A fellow Fenian, Michael Harrington is also known for his part in the Catalpa rescue. After pardons were issued to most of the imprisoned Fenians, the remaining inmates planned an escape using their connections on the outside.
John Devoy, a Fenian who had been released and was now settled in New York basically project-managed the operation. Devoy received funding from Irish republican organisation Clan na Gael to purchase a ship, the Catalpa.
On 29 April 1875 it sailed from New Bedford, Massachusetts to Western Australia with a crew who were mostly unaware that they were going a voyage aid a prison-break.
Meanwhile, men on the ground in Western Australia were fronting as businessmen and getting acquainted with the state's governor, and hiring other men to cut telegraph lines. It was a huge operation.
The ship anchored in international waters off the Western Australia's coast, and dispatched a whaleboat to shore. Harrington and his five cohorts were working outside the prison, and were picked up by their connections in horse-drawn carriages. They travelled 20 kilometres to the whaleboat and then headed to the Catalpa.
Despite a severe storm and being followed by a colonial police boat, they made it to the ship. A night passed before they saw the cops again, who returned with a warning shot from a 12 pound cannon. In response, the Catalpa crew raised a US flag to let them know that an attack on the ship would be considered an act of war against the USA. And then they cruised away into the Indian Ocean.
Esther Abraham was one of only 1,000 Jewish convicts. Her life was turned upside down and she was sent to Australia for stealing a roll of lace. On board her ship, she hooked up with George Johnston, the first lieutenant of the New South Wales Marine Corps. You could say it was pretty serious: they had a seven kids together.
Johnston went on to lead the Rum Rebellion, the only successful armed takeover of government in Australian history.
Because of Johnston's rank, he received mega land grants, and Abraham eventually got them in her own right too. Before she died, her son tried to declare her as insane so he could take control of her property, and although she put up a mighty fight, he ended up winning.
Joseph Lycett was an artist convicted and transported for forging bank notes. In Sydney, he was set to work (and punishment) illustrating the 'emerging colony' in a way to encourage voluntary migration and agricultural interest. A career con artist, if you will.
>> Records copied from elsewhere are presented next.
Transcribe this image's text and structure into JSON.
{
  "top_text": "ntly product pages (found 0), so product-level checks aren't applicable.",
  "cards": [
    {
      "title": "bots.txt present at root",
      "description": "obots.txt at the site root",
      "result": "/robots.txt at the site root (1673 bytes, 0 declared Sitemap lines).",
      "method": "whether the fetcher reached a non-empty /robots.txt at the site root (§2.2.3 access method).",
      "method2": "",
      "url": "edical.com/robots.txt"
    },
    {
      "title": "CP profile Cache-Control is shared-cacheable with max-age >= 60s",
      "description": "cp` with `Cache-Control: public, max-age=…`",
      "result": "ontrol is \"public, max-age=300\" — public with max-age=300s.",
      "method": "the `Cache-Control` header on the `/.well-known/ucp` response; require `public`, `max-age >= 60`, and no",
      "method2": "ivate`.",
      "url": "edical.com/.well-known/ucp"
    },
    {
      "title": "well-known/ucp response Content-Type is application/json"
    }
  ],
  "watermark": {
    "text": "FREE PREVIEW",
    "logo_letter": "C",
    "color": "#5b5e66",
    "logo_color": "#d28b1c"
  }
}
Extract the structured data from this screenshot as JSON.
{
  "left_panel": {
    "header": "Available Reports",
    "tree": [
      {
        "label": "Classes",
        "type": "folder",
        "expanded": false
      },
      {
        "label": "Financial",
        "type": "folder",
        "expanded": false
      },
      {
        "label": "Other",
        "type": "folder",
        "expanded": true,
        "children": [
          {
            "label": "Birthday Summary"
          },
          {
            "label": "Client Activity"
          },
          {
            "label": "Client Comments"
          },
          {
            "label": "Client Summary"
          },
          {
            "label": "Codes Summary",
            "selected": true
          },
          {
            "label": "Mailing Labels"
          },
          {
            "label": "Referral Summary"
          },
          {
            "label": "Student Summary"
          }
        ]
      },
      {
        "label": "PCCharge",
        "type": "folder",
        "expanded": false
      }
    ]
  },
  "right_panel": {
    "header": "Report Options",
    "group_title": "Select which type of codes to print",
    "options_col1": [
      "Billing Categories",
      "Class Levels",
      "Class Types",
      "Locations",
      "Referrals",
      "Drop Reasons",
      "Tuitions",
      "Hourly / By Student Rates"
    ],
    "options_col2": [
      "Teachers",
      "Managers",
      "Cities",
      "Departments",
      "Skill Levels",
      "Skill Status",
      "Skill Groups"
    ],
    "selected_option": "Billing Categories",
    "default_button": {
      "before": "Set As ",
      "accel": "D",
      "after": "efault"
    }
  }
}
But his efforts were considered efficacious—he was basically responsible for developing townships and drawing up plans for building such as the local church where he produced the three-light window which still survives in the Newcastle Cathedral.
Very importantly, he also kept an incredible record of indigenous life, documenting Newcastle's Awabakal people, which is something invaluable at this point in Australia's history.
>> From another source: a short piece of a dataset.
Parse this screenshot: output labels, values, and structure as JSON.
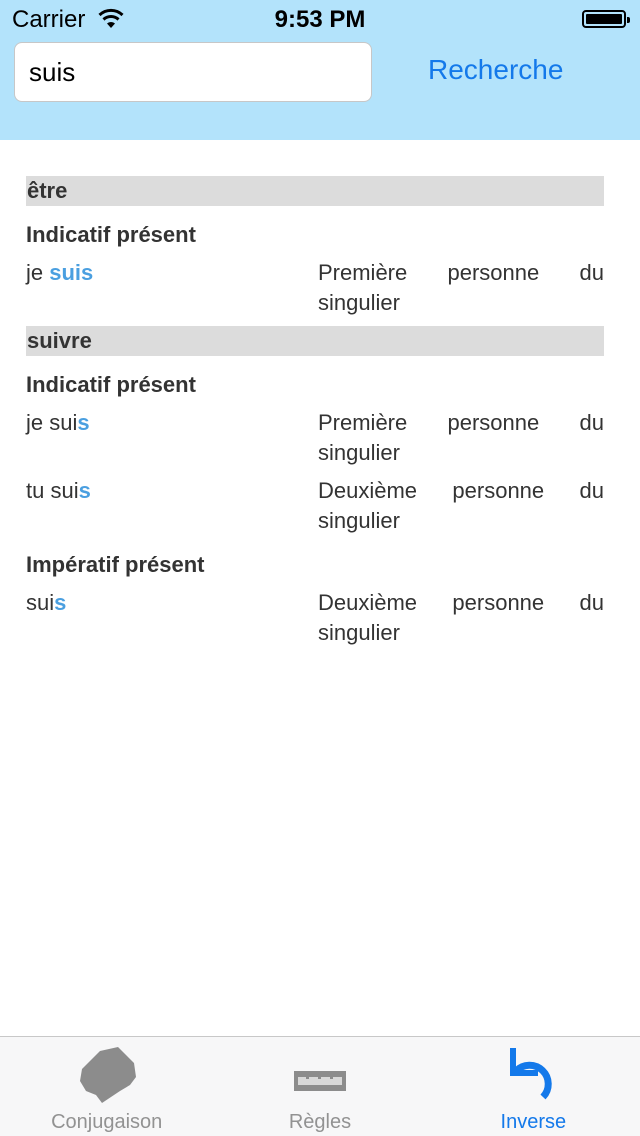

Not happy with working for the man, he returned to a life of forgery. The story goes that he was caught once again and on arrest slit his own throat. He didn't die, though, not yet.
He was recovering in hospital when he took to his throat once more—this time with his bare hands, tearing open the wound, and killing himself for good.
Charlotte Badger is known as Australia's first female pirate, a reputation that came about after her and her accomplice Catherine Hagerty coordinated a mutiny. On the way to Van Diemen's Land (Tasmania), she convinced all the dudes on The Venus to seize the ship while the captain was ashore. He would routinely flog female passengers with a whip, so safe to say he deserved it.
She's also recognised as one of the first white women to settle in New Zealand. She could speak Māori fluently and could communicate to an extent in Tongan.
The crimes that lead to seven years' penal servitude in New South Wales? Stealing several guineas (worth about £1 each) and a silk handkerchief in hopes of supporting her family at the grand old age of 18.
You can see more of illustrator Apollonia Saintclair
This article is supported by 19 Crimes. You can find out more about them here.